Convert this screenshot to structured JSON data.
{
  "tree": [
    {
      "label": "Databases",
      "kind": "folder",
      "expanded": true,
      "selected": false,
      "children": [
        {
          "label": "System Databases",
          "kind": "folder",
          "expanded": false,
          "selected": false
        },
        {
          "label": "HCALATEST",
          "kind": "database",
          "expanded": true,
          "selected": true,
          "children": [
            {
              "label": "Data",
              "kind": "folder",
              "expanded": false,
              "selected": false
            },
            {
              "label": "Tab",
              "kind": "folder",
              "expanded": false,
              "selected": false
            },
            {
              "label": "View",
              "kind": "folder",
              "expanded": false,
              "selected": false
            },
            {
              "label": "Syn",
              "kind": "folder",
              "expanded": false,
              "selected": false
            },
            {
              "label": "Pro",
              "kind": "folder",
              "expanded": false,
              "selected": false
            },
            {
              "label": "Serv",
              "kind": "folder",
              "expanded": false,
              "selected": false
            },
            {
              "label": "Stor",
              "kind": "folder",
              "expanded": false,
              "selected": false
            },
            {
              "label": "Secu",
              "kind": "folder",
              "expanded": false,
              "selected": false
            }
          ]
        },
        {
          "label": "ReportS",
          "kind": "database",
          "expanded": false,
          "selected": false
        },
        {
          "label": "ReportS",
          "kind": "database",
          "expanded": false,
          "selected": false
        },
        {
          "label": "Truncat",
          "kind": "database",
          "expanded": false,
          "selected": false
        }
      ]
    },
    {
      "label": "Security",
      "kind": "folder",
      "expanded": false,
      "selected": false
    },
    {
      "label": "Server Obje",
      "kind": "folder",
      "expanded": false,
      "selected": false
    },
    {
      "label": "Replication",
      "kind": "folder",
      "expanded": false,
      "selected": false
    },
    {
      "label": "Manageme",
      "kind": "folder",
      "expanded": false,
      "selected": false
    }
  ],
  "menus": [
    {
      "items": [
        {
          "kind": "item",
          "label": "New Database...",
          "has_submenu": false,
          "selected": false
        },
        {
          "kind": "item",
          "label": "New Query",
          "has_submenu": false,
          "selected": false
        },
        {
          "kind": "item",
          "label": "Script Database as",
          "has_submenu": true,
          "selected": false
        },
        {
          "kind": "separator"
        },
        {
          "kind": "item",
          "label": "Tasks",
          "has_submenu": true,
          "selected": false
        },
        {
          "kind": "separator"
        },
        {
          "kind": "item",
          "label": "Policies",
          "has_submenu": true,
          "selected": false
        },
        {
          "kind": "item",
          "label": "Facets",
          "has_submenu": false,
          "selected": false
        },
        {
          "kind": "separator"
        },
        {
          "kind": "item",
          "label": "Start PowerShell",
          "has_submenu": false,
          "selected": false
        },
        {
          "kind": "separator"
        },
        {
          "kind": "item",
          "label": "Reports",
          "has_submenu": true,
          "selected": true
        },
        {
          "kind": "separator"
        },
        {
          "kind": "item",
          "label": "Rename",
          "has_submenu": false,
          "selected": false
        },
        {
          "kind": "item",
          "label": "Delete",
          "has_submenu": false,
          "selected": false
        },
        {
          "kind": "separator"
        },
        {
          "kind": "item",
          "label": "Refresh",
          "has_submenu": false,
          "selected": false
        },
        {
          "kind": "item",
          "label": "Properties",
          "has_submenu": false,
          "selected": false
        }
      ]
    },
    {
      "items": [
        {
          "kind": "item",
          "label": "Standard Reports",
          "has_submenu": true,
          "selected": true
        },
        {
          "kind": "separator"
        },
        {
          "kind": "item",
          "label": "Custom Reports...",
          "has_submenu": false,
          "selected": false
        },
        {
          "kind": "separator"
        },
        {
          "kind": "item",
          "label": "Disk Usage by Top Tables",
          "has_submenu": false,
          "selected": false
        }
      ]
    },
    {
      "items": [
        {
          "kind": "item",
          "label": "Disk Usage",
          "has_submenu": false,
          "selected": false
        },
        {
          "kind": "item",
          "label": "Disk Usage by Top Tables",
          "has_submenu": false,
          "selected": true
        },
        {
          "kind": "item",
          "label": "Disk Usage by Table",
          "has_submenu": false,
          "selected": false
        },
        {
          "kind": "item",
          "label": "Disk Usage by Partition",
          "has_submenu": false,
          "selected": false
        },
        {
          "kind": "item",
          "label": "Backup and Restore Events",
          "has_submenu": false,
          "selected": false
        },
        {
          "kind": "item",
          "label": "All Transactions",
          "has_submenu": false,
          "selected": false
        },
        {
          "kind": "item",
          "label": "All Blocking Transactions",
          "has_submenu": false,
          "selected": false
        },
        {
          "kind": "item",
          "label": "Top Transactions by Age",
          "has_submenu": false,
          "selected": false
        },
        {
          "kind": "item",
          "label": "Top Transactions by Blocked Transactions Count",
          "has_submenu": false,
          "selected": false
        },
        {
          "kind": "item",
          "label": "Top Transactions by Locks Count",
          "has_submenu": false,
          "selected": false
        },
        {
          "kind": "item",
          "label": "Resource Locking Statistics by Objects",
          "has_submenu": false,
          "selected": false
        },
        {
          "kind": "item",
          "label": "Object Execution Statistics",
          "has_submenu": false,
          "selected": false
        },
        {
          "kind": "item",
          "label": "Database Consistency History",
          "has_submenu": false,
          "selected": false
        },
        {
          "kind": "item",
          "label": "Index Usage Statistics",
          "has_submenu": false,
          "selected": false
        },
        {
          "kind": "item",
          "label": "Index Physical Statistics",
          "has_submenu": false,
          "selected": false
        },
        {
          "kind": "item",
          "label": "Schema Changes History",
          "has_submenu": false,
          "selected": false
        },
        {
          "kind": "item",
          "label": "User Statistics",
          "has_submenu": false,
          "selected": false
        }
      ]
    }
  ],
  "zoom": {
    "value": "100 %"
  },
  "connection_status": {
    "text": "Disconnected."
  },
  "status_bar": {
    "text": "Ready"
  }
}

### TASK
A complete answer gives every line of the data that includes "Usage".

### PROBLEM SOLUTION
          "label": "Disk Usage by Top Tables",
          "label": "Disk Usage",
          "label": "Disk Usage by Top Tables",
          "label": "Disk Usage by Table",
          "label": "Disk Usage by Partition",
          "label": "Index Usage Statistics",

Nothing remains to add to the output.